Library advocates, used merchandise vendors lobby for digital ownership rights
November 13, 2012 | 8:54 pm

In his Copyright and Technology Blog, Bill Rosenblatt has an interesting column looking at the Owners’ Rights Initiative, a lobbying coalition of interested parties who have united under the slogan “you bought it, you own it,” seeking to promote the right to resell digital property. The group includes used book vendors such as Powell’s, movie rental firm Redbox, and used merchandise outlets like eBay, Overstock, and others. But it also includes a number of public library advocacy organizations, because if you “own” something like an e-book, you also have the right to lend it. The group seems particularly interested in Kirtsaeng...

Supreme Court First Sale Doctrine case could give boost to resale-proof digital media sales
October 30, 2012 | 12:00 pm

Ars Technica has a couple of great, in-depth pieces laying out in detail the facts of the matter surrounding the upcoming Supreme Court case concerning a Thai exchange student who imported and resold cheap foreign editions of English-language textbooks to finance his doctorate. Publishers contend he earned $1.2 million in revenues, and essentially set himself up as an unlicensed importer/distributor, damaging the publishers’ market for the books within the United States. The publisher plaintiff is John Wiley & Sons, which has also garnered attention for its recent lawsuits against unauthorized BitTorrent distributors of its books. The article discusses the Costco vs. Omega case, which I covered...

European court rules used software sales legal—even for downloaded titles
July 3, 2012 | 7:20 pm

Here’s an interesting software ruling out of European courts that might have implications for digital music and e-book resale. The Wall Street Journal reports that Oracle sued a German software company, UsedSoft, that buys up and resells used software licenses from American companies. In that case, the European Court of Justice has decided in favor of UsedSoft, stating that "The exclusive right of distribution of a copy of a computer program covered by such a [used] license is exhausted on its first sale.” Thus, it’s perfectly all right, at least in Europe, to sell your licensed software, regardless...

ReDigi lawsuit raises questions of fair use and first sale in digital age
July 2, 2012 | 7:56 pm
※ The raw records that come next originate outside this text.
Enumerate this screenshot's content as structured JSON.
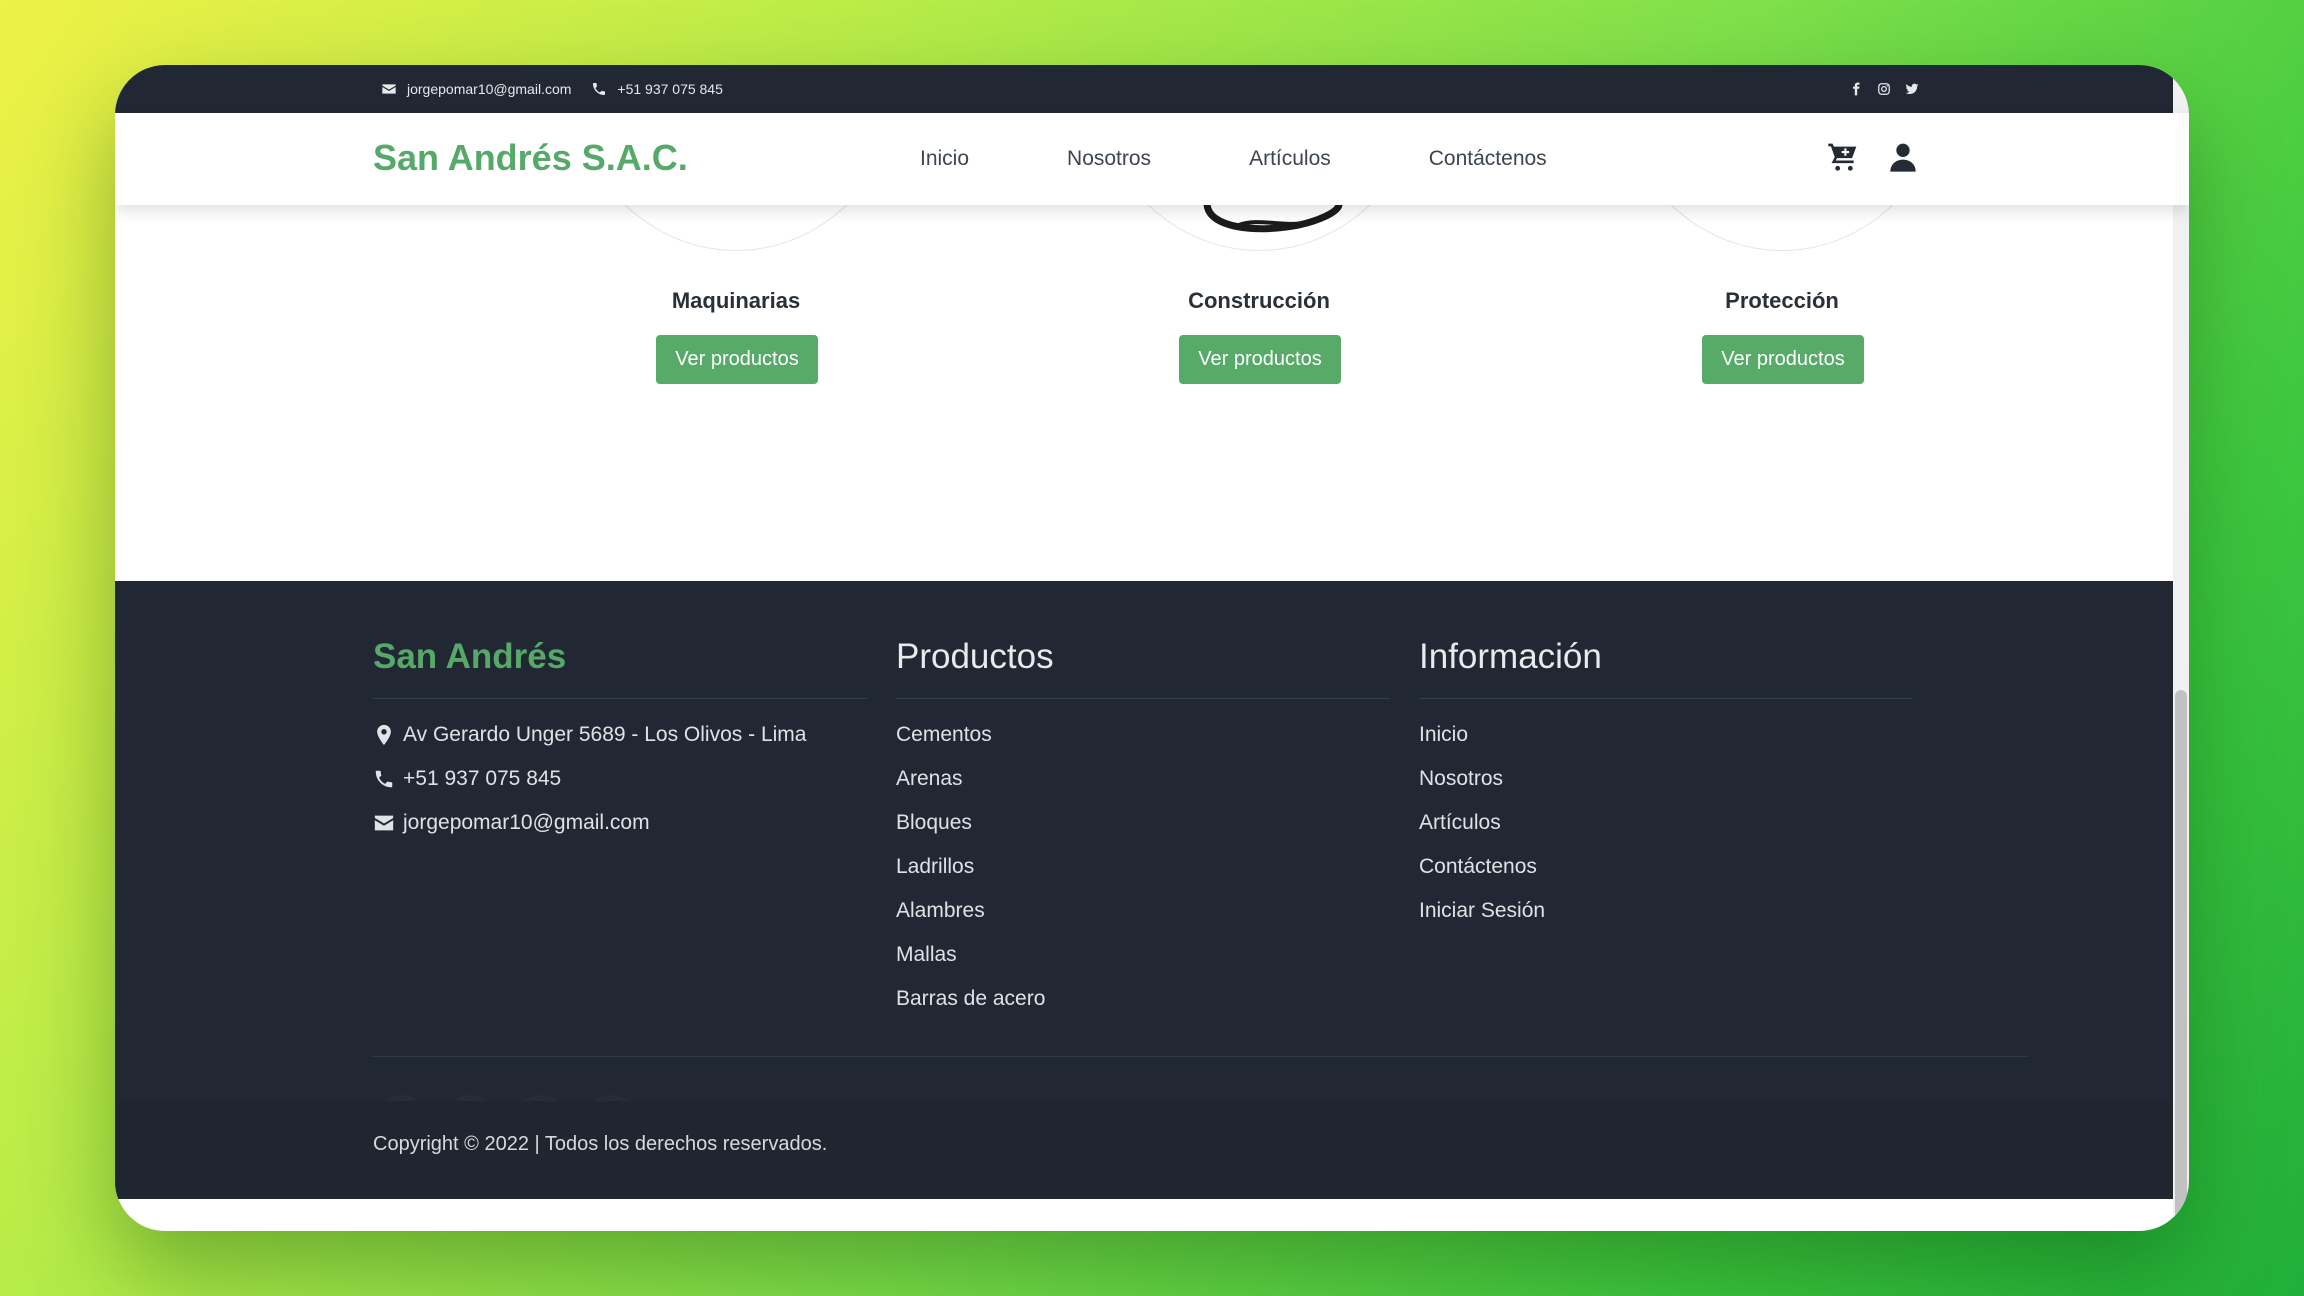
{
  "topbar": {
    "email": "jorgepomar10@gmail.com",
    "phone": "+51 937 075 845",
    "icons": [
      "mail-icon",
      "phone-icon",
      "facebook-icon",
      "instagram-icon",
      "twitter-icon"
    ]
  },
  "navbar": {
    "brand": "San Andrés S.A.C.",
    "links": [
      "Inicio",
      "Nosotros",
      "Artículos",
      "Contáctenos"
    ],
    "icons": [
      "cart-icon",
      "user-icon"
    ]
  },
  "categories": [
    {
      "title": "Maquinarias",
      "button": "Ver productos"
    },
    {
      "title": "Construcción",
      "button": "Ver productos"
    },
    {
      "title": "Protección",
      "button": "Ver productos"
    }
  ],
  "footer": {
    "brand": "San Andrés",
    "address": "Av Gerardo Unger 5689 - Los Olivos - Lima",
    "phone": "+51 937 075 845",
    "email": "jorgepomar10@gmail.com",
    "products_title": "Productos",
    "products": [
      "Cementos",
      "Arenas",
      "Bloques",
      "Ladrillos",
      "Alambres",
      "Mallas",
      "Barras de acero"
    ],
    "info_title": "Información",
    "info": [
      "Inicio",
      "Nosotros",
      "Artículos",
      "Contáctenos",
      "Iniciar Sesión"
    ],
    "social_icons": [
      "facebook-icon",
      "instagram-icon",
      "twitter-icon",
      "linkedin-icon"
    ],
    "copyright": "Copyright © 2022 | Todos los derechos reservados."
  },
  "colors": {
    "brand_green": "#57a96a",
    "dark": "#212833",
    "button_green": "#58aa69"
  }
}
The Boston Globe has a report on the record labels’ lawsuit against ReDigi, the company that is trying to bring first sale rights to digital music (and, by extension, digital movie and book) sales. I’ve mentioned ReDigi a number of times, from when it was first conceived (after several similar used-digital-goods efforts failed miserably) to when it launched to when the record labels complained to when they sued in January. ReDigi claimed fair use, Google filed an amicus brief, and a judge decided ReDigi didn’t have to shut down pending the suit. If you’ve been following the...